RE: Progress sharing
@lesley The module is not unstable. The bugs that were there were caused by the migration of the code from Prestashop to TB. Sure, there is always room for improvement but the problems weren’t so serious that the backup part of the module had to be kept dysfunctional for over a year.
I made some bugfixes and they were implemented in tbupdater 1.2.4. There was still one problem left but I needed to work on other things. Finally I came back and fixed the last problem and sent it to Michael. And then he published 1.2.5 that undid all the fixes of 1.2.4. And I never got an explanation…
@wakabayashi Except for the update backup everything did what it was designed to do - and that’s the problem. Even the backup part’s dysfunction was more or less intentional when you consider how long it has been the case and how my code that should repair it was being ignored.
RE: Progress sharing
My experience with migration from Prestashop was as follows:
- after a seemingly successful migration I opened my shop’s front end to find little more than my logo. It took me considerable time before I understood that in the process TB had disabled all non-TB modules. And as it doesn’t replace Prestashop modules with their Thirty Bees equivalent that is nearly everything: blockcart, blockcategories, blockcms, homefeatured, etc. So you end up with a very empty screen.
- having arrived at 1.01 I wanted to update to 1.03. Being a lazy person I went for the default - and hang forever. Only when I tried to upgrade without the backup did I succeed.
- with the migration I had opted to keep my old template (the PS default). But now I decided to try the TB default one. Strangely enough there isn’t some place where you can get this just like any other theme. Instead there was some button to install the default theme. So I clicked that button - and I lost my frontoffice. It pointed to an empty directory that was supposed to contain the default theme. Copying the theme from a fresh installation solved the situation.

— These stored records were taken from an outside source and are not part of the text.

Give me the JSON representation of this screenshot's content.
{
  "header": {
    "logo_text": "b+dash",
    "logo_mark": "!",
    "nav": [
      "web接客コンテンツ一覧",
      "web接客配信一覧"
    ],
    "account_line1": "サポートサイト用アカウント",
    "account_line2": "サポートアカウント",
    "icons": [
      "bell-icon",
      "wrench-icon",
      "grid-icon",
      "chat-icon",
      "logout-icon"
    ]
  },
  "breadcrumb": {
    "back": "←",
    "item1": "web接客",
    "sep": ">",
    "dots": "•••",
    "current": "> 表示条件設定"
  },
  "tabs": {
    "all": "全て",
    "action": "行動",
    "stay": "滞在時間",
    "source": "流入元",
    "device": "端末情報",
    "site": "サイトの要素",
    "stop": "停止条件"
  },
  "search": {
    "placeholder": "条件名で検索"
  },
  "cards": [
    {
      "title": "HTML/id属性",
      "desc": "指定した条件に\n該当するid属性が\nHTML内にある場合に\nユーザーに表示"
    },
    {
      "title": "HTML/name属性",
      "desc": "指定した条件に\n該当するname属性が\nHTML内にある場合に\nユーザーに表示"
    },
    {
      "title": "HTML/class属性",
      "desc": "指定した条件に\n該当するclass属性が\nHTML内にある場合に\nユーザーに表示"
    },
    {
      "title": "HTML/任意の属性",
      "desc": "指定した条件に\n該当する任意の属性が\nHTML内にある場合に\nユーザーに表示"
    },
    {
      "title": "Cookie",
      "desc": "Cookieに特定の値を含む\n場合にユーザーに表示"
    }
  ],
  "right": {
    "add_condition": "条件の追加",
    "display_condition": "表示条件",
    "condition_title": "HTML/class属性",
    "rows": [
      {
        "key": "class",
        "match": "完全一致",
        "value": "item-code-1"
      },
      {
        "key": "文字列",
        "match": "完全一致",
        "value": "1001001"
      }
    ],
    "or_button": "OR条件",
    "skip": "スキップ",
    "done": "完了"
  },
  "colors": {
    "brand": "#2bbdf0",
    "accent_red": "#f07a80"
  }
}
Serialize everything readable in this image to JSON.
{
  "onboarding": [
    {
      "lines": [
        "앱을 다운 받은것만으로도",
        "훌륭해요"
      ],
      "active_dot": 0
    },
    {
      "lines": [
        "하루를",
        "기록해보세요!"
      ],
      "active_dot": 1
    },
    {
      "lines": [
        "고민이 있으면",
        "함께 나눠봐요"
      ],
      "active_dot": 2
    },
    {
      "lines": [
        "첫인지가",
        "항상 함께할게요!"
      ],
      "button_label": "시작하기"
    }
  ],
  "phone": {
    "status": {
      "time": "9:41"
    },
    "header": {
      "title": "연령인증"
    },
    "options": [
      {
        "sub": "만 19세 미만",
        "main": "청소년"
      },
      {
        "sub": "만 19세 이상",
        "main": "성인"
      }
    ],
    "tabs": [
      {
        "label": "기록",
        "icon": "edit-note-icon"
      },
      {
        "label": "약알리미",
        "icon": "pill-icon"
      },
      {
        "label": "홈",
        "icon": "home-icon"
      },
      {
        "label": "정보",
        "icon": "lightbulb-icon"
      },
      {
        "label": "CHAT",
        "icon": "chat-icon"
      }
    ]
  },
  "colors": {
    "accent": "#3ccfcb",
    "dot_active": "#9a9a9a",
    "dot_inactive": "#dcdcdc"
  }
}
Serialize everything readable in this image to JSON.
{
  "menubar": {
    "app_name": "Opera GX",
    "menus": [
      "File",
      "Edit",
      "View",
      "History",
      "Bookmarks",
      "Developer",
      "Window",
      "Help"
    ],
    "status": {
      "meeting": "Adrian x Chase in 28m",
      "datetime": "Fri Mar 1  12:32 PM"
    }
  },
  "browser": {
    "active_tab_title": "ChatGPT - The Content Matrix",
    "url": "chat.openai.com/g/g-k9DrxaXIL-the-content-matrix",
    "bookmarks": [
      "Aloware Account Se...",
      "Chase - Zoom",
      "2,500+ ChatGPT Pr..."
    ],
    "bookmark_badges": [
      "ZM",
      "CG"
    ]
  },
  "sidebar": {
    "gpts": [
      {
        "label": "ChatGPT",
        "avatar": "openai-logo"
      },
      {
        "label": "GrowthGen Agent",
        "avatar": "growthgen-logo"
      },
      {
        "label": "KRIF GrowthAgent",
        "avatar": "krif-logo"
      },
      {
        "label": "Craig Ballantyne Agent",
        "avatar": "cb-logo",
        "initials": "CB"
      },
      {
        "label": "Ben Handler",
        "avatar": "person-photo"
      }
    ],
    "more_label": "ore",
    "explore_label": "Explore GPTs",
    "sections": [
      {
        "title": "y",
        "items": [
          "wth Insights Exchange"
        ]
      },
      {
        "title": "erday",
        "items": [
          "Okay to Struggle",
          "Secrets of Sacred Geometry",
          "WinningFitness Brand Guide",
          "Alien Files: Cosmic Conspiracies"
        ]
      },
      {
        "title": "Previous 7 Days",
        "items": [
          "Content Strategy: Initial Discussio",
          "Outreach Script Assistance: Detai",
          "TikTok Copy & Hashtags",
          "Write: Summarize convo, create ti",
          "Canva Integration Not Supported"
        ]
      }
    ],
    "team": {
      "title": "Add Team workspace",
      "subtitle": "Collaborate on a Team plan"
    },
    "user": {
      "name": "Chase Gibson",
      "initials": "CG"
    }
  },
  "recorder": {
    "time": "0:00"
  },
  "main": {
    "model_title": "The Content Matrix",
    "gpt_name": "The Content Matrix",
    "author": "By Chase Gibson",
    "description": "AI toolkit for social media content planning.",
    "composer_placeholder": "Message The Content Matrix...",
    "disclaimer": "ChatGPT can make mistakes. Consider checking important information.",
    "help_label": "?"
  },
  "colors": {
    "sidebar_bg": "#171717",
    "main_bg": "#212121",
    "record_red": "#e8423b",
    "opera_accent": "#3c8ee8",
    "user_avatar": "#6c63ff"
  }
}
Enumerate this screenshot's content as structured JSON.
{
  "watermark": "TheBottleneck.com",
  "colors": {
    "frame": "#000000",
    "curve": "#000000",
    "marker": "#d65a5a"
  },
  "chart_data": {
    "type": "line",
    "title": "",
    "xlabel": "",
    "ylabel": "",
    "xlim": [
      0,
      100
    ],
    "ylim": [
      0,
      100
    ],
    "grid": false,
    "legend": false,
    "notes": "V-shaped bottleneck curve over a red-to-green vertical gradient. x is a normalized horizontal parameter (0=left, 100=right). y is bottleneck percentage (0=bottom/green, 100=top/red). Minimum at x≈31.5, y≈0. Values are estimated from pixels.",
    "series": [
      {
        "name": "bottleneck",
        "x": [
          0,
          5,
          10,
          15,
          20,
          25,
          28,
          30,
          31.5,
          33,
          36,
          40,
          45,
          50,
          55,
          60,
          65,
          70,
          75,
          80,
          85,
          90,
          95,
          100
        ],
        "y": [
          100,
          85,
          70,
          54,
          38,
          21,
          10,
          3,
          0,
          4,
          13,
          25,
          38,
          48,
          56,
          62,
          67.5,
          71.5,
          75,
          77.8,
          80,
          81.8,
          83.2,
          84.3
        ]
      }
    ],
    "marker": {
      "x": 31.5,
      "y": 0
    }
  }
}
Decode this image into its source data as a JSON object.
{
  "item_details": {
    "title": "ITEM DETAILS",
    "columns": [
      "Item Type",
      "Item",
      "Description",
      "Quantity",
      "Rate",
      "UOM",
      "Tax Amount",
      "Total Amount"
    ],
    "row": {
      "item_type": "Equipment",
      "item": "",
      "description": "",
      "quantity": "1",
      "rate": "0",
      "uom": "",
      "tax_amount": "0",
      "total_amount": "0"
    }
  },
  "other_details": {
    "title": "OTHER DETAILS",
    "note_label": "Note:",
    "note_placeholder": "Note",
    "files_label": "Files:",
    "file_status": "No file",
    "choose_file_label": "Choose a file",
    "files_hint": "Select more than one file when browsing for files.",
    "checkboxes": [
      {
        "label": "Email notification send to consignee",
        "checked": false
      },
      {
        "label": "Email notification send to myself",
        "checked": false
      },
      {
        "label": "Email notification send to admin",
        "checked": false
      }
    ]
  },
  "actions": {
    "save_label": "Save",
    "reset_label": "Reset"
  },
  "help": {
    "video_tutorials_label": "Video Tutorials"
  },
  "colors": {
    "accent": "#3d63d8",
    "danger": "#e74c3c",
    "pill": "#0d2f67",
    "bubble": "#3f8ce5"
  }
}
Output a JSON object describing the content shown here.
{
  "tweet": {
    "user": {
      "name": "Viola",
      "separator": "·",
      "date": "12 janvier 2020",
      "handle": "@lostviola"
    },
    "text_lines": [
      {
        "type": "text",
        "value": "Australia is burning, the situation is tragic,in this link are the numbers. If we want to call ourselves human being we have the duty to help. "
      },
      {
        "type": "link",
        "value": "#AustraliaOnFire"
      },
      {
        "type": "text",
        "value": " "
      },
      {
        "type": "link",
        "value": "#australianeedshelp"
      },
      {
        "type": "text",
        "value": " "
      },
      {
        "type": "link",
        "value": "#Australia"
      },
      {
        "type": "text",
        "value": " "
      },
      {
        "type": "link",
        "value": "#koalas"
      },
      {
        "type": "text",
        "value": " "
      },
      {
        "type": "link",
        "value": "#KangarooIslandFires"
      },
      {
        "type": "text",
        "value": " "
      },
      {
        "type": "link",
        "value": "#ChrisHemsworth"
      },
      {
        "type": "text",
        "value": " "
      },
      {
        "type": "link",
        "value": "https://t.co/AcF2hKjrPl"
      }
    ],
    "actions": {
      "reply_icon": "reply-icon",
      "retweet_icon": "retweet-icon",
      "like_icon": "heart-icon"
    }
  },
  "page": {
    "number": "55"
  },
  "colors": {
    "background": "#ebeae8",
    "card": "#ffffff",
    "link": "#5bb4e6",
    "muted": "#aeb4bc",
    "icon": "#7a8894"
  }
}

If you asked 100 people to start this journey how many would not give up half way? This is basic functionality that a large part of the potential users will encounter. It should just work fluently and according to what the average ignorant user expects.
I started to work on the update module to do something about these problems. It was a rather strange experience. The code is just the old Prestashop code with some changes. Unfortunately those changes had introduced quite a lot of bugs and two of those bugs created an eternal loop. It really puzzles me why this had to stay dysfunctional for such a long time. Was it slow? It depends how you look. The backup might take hours if you had a megashop with gigabytes of data but for the average shop it was ok. Prestashop has been able to live with it for many years without much complaints. And the starting point for optimization was obvious: the present algorithm makes many ajax calls a second that each backup a few files or database elements. Increasing the chunk size would be a quick and easy solution.